Through exploring the major ways that our current system of animal farming affects the world around us, as well as the cultural and psychological factors that drive our behaviours, This Is Vegan Propaganda answers the pressing question, is there a better way?
Whether you are a vegan already or curious to learn more, this book will show you the other side of the story that has been hidden for far too long. Based on years of research and conversations with slaughterhouse workers and farmers, to animal rights philosophers, environmentalists and everyday consumers, vegan educator and public speaker Ed Winters will give you the knowledge to understand the true scale and enormity of the issues at stake.
This Is Vegan Propaganda is the empowering and groundbreaking book on veganism that everyone, vegan and sceptic alike, needs to read.
'The smaller we come to feel ourselves compared with the mountain, the nearer we come to participating in its greatness.'
Philosopher, mountaineer, activist and visionary, Arne Naess's belief that all living things have value made him one of the most inspirational figures in the environmental movement. Drawing on his years spent in an isolated hut high in the Norwegian mountains, and on influences as diverse as Gandhi's nonviolent action and Spinoza's all-encompassing worldview, this selection of the best of his writings is filled with wit, charisma and intense connection with nature. Emphasizing joy, cooperation and 'beautiful actions', they create a philosophy of life from a man who never lost his sense of wonder at the world.
'Arne Naess's ideas ... inspired environmentalists and Green political activists around the world' The New York Times
A TIMES AND TELEGRAPH BOOK OF THE YEAR
'Beautifully written, movingly told and meticulously researched ... a convincing plea for a wilder, richer world' Isabella Tree, author of Wilding
'By the time I'd read the first chapter, I'd resolved to take my son into the woods every afternoon over winter. By the time I'd read the sixth, I was wanting to break prisoners out of cells and onto the mossy moors. Losing Eden rigorously and convincingly tells of the value of the natural universe to our human hearts' Amy Liptrot, author of The Outrun
Today many of us live indoor lives, disconnected from the natural world as never before. And yet nature remains deeply ingrained in our language, culture and consciousness. For centuries, we have acted on an intuitive sense that we need communion with the wild to feel well. Now, in the moment of our great migration away from the rest of nature, more and more scientific evidence is emerging to confirm its place at the heart of our psychological wellbeing.
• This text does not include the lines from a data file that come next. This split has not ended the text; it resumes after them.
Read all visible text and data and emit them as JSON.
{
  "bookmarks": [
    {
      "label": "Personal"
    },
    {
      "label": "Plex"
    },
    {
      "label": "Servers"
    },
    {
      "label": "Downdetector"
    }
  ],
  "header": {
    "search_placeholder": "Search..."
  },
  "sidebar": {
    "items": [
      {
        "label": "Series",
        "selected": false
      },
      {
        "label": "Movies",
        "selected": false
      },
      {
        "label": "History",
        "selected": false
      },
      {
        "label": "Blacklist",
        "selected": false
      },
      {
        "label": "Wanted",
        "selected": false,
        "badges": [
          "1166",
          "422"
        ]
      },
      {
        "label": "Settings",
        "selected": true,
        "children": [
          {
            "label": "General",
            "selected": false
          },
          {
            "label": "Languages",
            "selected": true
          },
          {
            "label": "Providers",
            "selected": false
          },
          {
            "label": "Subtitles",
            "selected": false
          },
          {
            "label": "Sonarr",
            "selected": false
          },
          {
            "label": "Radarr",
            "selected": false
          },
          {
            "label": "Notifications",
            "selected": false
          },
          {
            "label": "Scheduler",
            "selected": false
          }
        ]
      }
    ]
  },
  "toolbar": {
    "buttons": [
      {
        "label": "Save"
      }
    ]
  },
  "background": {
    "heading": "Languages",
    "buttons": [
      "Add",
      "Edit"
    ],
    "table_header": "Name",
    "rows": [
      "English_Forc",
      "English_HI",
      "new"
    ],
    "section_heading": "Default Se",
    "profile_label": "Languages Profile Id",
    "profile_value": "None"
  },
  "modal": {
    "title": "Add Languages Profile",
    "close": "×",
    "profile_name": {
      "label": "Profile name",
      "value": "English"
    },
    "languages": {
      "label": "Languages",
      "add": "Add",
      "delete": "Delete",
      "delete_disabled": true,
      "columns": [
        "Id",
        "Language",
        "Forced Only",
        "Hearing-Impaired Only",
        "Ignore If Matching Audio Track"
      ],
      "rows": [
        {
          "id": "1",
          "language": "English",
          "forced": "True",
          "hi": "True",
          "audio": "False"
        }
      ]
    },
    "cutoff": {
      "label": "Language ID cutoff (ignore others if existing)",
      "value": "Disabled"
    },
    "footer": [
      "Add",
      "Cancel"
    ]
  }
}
So what happens, asks acclaimed journalist Lucy Jones, as we lose our bond with the natural world-might we also be losing part of ourselves?
Delicately observed and rigorously researched, Losing Eden is an enthralling journey through this new research, exploring how and why connecting with the living world can so drastically affect our health. Travelling from forest schools in East London to the Svalbard Global Seed Vault via primeval woodlands, Californian laboratories and ecotherapists' couches, Jones takes us to the cutting edge of human biology, neuroscience and psychology, and discovers new ways of understanding our increasingly dysfunctional relationship with the earth.
Urgent and uplifting, Losing Eden is a rallying cry for a wilder way of life - for finding asylum in the soil and joy in the trees - which might just help us to save the living planet, as well as ourselves.